The “Smartening” of a Landscape

A community is as resilient as is the ecosystem it inhabits. We know how to design strong, lasting and vibrant landscapes.

In the epoch of smart phones it is not a difficult task to introduce the concept of a smart landscape because parallels can be drawn between these two and all our readers are familiar with a smart phone as a phenomenon.

It’s the amount and type of apps that determines “how” smart a phone is and what it can do. Similarly the level of inteligence of a landscape is reflected in the amount and the type of DNA it hosts. In other words,  how many and what type of organisms we share the enviroment with has a direct impact on how our resource base looks like.

So, poverty can also have another meaning, one that expresses a week connection to Nature’s abundance.

So what exactly are the benefits of creating and living in a high biodiversity landscape?

My personal favorite and the one most people often name last if at all, is a state of mind, an emotion, if you will. A feeling, a knowing of fully belonging I get from creating and keeping a relationship with any and all organisms in my home/eco system.

Also, from The Less Obvious Benefits List, I must stress a temperature and water management forested landscapes provide, truly a priceless service. Soil erosion control is also on the same list as is the physical and mental fitness of its inhabitants as a result of activities required for such lifestyle.

How do humans get cultered into an industrial civilization? Why do we call a sample of organisms in an isolation a culture?

To throw in few of the more obvious benefits let’s state all fermenting technologies producing food and drink items of virtually endless shelf life and with new and improved nutrient value and flavor experience.

Speaking of microorganisms, let’s mention thermophilic fermentation, a natural process which results in sanitation of a composted substrate as well as an optimum retention of components needed for a healthy plant growing.

All the above is just the base for a community.
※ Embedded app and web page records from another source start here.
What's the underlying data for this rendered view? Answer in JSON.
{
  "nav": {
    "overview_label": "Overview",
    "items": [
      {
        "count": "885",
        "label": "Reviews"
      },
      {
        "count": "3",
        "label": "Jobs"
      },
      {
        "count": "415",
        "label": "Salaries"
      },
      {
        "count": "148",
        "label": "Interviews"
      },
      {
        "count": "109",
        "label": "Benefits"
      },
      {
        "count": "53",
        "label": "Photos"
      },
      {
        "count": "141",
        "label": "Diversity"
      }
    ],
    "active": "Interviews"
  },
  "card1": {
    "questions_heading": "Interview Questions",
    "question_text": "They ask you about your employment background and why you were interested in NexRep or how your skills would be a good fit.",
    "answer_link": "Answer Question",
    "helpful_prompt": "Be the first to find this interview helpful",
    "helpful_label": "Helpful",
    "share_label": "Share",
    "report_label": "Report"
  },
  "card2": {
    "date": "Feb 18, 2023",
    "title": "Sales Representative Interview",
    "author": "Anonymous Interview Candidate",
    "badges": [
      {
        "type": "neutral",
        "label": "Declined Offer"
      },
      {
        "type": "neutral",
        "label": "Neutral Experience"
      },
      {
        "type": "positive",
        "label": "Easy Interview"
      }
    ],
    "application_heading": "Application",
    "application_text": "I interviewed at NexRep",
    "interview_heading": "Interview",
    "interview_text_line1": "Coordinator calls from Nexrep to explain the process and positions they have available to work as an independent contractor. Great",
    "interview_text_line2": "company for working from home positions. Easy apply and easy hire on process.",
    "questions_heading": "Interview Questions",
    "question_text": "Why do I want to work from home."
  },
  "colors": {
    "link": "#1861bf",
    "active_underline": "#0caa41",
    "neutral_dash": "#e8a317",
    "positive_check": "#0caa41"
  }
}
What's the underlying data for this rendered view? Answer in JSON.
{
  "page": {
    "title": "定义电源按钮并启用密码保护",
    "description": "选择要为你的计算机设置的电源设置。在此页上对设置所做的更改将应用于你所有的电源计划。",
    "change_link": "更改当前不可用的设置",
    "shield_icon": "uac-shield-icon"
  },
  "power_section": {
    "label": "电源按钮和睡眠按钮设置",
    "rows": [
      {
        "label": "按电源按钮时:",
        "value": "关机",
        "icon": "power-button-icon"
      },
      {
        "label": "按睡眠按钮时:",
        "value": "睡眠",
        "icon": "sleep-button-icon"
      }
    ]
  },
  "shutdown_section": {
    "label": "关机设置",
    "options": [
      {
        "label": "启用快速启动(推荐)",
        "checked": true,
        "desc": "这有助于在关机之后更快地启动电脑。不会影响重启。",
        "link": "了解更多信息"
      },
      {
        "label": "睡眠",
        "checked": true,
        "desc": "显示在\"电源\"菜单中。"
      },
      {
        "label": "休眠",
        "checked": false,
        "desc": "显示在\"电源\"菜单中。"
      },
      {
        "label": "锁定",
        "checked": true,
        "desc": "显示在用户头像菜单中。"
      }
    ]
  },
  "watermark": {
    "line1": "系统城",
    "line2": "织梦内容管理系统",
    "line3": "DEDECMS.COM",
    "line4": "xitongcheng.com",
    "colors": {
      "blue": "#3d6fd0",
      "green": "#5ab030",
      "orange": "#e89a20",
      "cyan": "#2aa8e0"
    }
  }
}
Next comes the myriad of plants we use for food, medicine, building and craft materials, textiles, paper, etc.

Your ideas, questions and inquiries are all appreciated.